**DATA SHOWN**
===============

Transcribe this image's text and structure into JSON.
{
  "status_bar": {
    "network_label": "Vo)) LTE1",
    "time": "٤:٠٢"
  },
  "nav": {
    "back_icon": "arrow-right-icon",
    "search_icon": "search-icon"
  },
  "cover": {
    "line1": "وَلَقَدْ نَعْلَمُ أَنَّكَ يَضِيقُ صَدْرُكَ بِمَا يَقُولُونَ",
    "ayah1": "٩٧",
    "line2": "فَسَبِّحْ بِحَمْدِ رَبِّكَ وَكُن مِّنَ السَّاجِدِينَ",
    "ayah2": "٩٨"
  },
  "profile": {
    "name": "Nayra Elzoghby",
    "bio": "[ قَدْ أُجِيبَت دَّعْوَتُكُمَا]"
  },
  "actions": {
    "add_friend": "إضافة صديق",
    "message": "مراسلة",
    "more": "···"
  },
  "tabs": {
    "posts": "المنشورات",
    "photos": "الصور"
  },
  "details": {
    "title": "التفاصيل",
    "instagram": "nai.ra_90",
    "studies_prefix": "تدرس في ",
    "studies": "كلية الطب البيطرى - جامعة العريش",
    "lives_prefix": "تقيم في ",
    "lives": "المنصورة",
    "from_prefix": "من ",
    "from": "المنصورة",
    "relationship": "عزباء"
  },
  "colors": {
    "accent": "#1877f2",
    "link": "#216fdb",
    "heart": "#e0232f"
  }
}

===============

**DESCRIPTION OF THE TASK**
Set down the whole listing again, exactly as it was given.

**SOLUTION TO THE EXERCISE**
Transcribe this image's text and structure into JSON.
{
  "status_bar": {
    "network_label": "Vo)) LTE1",
    "time": "٤:٠٢"
  },
  "nav": {
    "back_icon": "arrow-right-icon",
    "search_icon": "search-icon"
  },
  "cover": {
    "line1": "وَلَقَدْ نَعْلَمُ أَنَّكَ يَضِيقُ صَدْرُكَ بِمَا يَقُولُونَ",
    "ayah1": "٩٧",
    "line2": "فَسَبِّحْ بِحَمْدِ رَبِّكَ وَكُن مِّنَ السَّاجِدِينَ",
    "ayah2": "٩٨"
  },
  "profile": {
    "name": "Nayra Elzoghby",
    "bio": "[ قَدْ أُجِيبَت دَّعْوَتُكُمَا]"
  },
  "actions": {
    "add_friend": "إضافة صديق",
    "message": "مراسلة",
    "more": "···"
  },
  "tabs": {
    "posts": "المنشورات",
    "photos": "الصور"
  },
  "details": {
    "title": "التفاصيل",
    "instagram": "nai.ra_90",
    "studies_prefix": "تدرس في ",
    "studies": "كلية الطب البيطرى - جامعة العريش",
    "lives_prefix": "تقيم في ",
    "lives": "المنصورة",
    "from_prefix": "من ",
    "from": "المنصورة",
    "relationship": "عزباء"
  },
  "colors": {
    "accent": "#1877f2",
    "link": "#216fdb",
    "heart": "#e0232f"
  }
}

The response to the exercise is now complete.